- Premiere/After Effects: Video is an important part of the customer experience at Lime. I work on some customer facing projects, but also like to find opportunities to use video for internal storytelling as well. Putting my film school education to work!
- 1Password: A game changer. I found myself burning time and building anxiety with passwords. Last year I finally set up 1Password and can’t stress how great it’s been. If you haven’t, try a password manager.
- Cleanshot X: Great time saving tool that helps with communication and storytelling. Capture screens, make quick gifs, get things off your screen and able to be communicated to others, rapidly.
- Apple Notes: Every time I veer away, I inevitably wind up back in Notes. It’s the right tool for my productivity management.
- DuckDuckGo: I’m for a free and open internet and try to align my choices with that belief. DuckDuckGo has great privacy standards and the quality of the results is as good as the alternative, if not better and more customer-focused.
- Tidal: I started using Spotify in 2009 but recently have been using Tidal more. I appreciate their singular focus on music and that obsession is clear in their product.
- Pocket Casts: Love this dedicated podcast app. At minimum, I go for a 30 min walk everyday and catch up on podcasts. I’m a political and civic junkie, so the pods are generally in that vein: NPR, NY Times, Vox, SF Chronicle, etc.
What is your favorite item in your workspace?
I like the sitting chair and ottoman because they were my grandparents and sitting there always brings back memories to me of my childhood. I get to think a bit about my journey through life when I’m there. I also appreciate the plywood shelving that my father-in-law and I built. The space is more comfortable and functional because of those shelves.

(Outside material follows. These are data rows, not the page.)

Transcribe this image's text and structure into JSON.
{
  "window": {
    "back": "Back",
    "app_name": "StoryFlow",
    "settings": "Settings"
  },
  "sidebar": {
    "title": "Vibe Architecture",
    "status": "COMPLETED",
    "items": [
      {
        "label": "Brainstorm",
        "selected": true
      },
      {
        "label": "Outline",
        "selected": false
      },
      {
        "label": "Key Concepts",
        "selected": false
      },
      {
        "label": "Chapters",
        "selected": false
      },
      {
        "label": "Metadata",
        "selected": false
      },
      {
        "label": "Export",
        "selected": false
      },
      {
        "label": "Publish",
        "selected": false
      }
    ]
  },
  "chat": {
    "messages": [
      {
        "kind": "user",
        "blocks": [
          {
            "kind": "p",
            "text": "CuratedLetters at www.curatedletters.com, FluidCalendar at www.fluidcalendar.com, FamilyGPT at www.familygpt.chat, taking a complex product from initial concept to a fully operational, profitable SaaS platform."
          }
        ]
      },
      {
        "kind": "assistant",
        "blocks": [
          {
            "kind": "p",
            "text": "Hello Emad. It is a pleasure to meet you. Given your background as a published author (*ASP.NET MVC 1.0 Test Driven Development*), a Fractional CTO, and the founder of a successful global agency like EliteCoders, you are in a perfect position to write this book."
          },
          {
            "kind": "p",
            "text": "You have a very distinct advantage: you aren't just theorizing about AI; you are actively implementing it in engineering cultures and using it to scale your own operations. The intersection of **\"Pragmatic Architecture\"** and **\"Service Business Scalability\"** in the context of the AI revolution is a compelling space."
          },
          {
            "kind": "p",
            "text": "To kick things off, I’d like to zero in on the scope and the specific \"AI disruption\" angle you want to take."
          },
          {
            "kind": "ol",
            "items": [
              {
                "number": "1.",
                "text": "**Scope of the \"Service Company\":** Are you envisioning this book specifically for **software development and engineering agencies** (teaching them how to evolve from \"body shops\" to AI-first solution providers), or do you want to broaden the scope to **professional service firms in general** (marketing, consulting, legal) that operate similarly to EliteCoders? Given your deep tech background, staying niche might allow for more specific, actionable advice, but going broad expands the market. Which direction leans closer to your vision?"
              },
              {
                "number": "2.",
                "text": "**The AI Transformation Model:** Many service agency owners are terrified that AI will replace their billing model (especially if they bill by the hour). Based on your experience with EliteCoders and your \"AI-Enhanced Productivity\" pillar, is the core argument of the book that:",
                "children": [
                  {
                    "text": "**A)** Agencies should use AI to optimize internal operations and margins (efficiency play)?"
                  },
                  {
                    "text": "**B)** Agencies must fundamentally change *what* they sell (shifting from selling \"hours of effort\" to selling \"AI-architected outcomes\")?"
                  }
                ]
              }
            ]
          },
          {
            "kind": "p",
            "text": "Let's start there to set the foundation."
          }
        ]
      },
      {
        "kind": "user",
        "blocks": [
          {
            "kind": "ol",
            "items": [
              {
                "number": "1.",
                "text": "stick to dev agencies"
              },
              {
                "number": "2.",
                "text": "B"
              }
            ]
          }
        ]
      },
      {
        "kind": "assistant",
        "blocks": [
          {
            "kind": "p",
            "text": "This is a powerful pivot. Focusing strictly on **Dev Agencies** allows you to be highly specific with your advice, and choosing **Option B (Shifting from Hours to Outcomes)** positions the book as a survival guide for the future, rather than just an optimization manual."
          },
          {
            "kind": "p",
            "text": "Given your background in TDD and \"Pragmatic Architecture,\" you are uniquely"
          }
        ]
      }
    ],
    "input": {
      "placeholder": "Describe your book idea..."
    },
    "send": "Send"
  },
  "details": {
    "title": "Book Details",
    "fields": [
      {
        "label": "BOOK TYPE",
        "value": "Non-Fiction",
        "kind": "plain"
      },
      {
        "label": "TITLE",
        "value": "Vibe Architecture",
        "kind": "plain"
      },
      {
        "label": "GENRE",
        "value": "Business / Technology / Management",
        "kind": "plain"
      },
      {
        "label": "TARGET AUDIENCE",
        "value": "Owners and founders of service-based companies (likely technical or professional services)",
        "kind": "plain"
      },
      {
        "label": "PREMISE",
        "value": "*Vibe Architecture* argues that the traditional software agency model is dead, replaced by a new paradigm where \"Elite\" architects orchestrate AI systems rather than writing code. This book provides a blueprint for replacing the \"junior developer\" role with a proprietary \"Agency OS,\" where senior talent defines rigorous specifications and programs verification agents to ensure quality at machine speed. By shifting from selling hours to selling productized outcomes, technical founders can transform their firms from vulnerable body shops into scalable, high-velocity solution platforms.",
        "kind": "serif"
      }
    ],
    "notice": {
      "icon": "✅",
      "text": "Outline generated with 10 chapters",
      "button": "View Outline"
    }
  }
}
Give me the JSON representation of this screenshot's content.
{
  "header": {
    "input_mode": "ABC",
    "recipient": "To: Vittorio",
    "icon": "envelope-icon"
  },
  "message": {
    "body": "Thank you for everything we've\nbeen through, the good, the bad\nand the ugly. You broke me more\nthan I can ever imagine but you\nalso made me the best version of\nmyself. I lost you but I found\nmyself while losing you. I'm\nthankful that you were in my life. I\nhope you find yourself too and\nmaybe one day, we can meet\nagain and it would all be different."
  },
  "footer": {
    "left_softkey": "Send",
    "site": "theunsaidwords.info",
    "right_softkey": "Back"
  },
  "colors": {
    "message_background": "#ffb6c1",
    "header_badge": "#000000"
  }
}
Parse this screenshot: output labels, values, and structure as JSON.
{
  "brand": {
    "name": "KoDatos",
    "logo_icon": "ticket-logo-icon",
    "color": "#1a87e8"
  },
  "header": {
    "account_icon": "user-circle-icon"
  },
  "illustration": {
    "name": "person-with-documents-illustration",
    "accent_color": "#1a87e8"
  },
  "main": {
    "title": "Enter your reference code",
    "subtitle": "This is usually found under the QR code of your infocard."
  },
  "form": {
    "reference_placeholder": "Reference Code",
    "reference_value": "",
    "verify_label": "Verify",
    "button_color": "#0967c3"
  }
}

Software is so temporary, so it’s nice to see and use something I’ve made in the real world, every day.
How do you spark creativity?
The majority of design work is the prep: gathering/reviewing insights, looking to see what else is out there, and just thinking about the problem space for a bit. Once that’s done, it comes down to blocking out uninterrupted time, turning on some music, and putting one foot in front of the other. Paint in broad brush strokes initially and go wide. I keep in mind the areas that’ll need more love and attention in future passes on the work and not let those distract from getting the bulk of the direction fleshed out. This approach works no matter what you’re creating in the world.
How do you keep the work-life balance with so many projects going on at once?
We’re all responsible for creating our own boundaries. I frequently question the boundaries I’ve drawn between the different parts of my life. I’m grateful for many things: the problems I work on, the incredible people I get to work with, and most importantly: my family. They’re the team that’ll be with me as long as I’m here. Understanding that helps with how I think about how I spend my time. I block my calendar aggressively including plenty of DNS time for family or non-work events.